The ultimate, elegant sip …
I’ve featured the Martini before but this looks like a good month to do a repeat. We’re already on the subject of a proper Martini in the blog this month, and I believe the Martini represents the cocktail in it’s the highest, purest form. So here it is again.
Simple, clear, bracing, smooth, and stunningly elegant.
Ignore all the hooey about vodka, and all those silly “–tini” things and go for the classic combination – London Dry-style gin and dry vermouth. The vermouth knocks the bitter edge off the gin and the gin banishes the sweetness of the vermouth. The result is a whole new flavor and it’s almost shockingly smooth. Amazing!
A number of people who have told me they didn’t like gin, decided they actually did like gin after a sip of one of my Martinis. You owe it to yourself to give it a try.
- 5 parts gin
- 1 part dry vermouth
Garnish with olives, a twist of lemon, or, if you want to call it a Gibson, a cocktail onion. Any of these will be totally swell.
Combine ingredients and shake until icy cold. Strain into a cocktail glass. Some people insist on stirring their Martinis. This results in a clearer drink at the outset, which is nice, but you have to stir a long time to get it cold enough. I don't like to wait.
A word about ingredients
Gin With all the new craft gins out there, things can get confusing. London Dry gin (sometimes simply called dry gin) is the most commonplace style of gin and it’s what good martinis are made of. Tanqueray, Bombay, Beefeater, Segram’s, Broker's, Gordon's, and Gilbey’s are all London Dry gins, and easy to find. And there are others. If you’re unsure, read the label or ask your friendly liquor merchant.
Dry Vermouth Most vermouth is sold in green bottles, but dry vermouth has a label and bottle cap that are also green. (Sweet vermouth – great in Manhattans, but not in Martinis – will usually have a red label and/or a red cap.) Any good brand will be fine. Depending on what’s on the store shelf, I’ve been known to use Martini & Rossi, Noilly Pratt, Cinzano, and Dolin.

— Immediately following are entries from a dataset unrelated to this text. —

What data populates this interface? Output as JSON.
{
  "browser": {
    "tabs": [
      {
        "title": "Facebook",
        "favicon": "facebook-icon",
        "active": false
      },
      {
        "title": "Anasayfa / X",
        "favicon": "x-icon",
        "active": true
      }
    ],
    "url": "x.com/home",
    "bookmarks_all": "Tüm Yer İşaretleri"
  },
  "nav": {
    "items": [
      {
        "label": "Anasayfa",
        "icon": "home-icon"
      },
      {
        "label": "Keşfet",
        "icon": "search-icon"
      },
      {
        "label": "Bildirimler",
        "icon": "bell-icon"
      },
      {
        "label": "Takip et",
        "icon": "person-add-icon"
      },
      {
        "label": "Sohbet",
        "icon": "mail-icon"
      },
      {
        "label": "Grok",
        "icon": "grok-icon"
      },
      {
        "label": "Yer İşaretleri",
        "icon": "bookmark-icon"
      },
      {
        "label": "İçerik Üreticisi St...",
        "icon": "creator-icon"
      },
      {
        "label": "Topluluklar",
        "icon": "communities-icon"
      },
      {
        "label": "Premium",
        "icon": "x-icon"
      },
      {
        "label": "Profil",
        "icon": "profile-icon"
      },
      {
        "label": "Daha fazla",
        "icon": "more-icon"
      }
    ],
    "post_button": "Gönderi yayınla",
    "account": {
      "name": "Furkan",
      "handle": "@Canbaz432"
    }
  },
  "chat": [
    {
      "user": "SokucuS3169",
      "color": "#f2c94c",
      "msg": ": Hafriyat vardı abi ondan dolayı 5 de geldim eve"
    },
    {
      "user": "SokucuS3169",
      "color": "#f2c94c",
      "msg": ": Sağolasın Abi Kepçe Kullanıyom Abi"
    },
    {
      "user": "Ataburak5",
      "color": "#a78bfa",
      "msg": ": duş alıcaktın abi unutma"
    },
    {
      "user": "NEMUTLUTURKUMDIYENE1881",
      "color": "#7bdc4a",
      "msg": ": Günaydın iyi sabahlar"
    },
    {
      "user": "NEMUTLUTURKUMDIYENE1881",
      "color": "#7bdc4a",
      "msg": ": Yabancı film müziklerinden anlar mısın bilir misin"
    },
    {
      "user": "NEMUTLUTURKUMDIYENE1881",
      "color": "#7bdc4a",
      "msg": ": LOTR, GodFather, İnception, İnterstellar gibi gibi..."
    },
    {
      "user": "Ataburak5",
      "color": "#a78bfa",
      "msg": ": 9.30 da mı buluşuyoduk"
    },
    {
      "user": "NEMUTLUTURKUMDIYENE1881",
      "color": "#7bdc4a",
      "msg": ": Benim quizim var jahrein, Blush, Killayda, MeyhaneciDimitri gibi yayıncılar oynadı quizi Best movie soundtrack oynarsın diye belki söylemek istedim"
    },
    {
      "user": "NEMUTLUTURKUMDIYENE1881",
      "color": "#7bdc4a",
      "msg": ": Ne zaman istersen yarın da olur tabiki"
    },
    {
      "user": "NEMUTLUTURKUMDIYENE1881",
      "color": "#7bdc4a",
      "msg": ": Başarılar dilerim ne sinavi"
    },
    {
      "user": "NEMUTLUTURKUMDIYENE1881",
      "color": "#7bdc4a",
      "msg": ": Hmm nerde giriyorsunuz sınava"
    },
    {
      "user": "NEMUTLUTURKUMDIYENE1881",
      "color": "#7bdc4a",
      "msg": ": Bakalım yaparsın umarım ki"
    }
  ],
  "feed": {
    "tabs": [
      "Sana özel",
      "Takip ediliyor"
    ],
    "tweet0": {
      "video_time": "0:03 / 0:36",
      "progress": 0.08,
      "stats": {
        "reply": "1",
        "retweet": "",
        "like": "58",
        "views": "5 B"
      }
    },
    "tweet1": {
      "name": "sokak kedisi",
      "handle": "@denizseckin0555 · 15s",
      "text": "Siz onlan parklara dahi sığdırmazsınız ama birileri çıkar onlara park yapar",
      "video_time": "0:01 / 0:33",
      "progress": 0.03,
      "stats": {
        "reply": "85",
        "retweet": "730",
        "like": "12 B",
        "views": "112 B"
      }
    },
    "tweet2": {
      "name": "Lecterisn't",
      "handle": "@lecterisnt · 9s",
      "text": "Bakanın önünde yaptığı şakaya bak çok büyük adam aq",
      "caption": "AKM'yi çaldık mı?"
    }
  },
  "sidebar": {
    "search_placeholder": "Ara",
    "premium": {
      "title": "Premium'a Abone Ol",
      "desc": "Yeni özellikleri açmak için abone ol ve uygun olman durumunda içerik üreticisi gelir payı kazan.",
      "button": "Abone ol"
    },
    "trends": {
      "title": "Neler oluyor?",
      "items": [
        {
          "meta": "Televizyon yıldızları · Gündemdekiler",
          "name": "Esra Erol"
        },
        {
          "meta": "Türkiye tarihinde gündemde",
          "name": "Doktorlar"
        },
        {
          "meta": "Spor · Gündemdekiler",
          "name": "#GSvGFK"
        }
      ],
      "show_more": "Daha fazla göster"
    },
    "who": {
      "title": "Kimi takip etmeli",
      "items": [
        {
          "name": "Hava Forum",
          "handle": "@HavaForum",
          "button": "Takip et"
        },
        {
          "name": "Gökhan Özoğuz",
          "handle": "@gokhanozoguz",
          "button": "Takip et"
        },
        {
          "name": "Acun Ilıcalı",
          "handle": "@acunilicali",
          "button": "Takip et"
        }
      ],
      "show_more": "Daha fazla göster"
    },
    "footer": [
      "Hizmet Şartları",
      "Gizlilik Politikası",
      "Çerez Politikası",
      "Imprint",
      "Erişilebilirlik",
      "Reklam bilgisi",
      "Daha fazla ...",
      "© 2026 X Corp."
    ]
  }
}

Prices for more exotic brands can get pretty ridiculous, and you’re not going to need very much, so stay with the classics.
With a well-made Martini, elegant drinking is yours …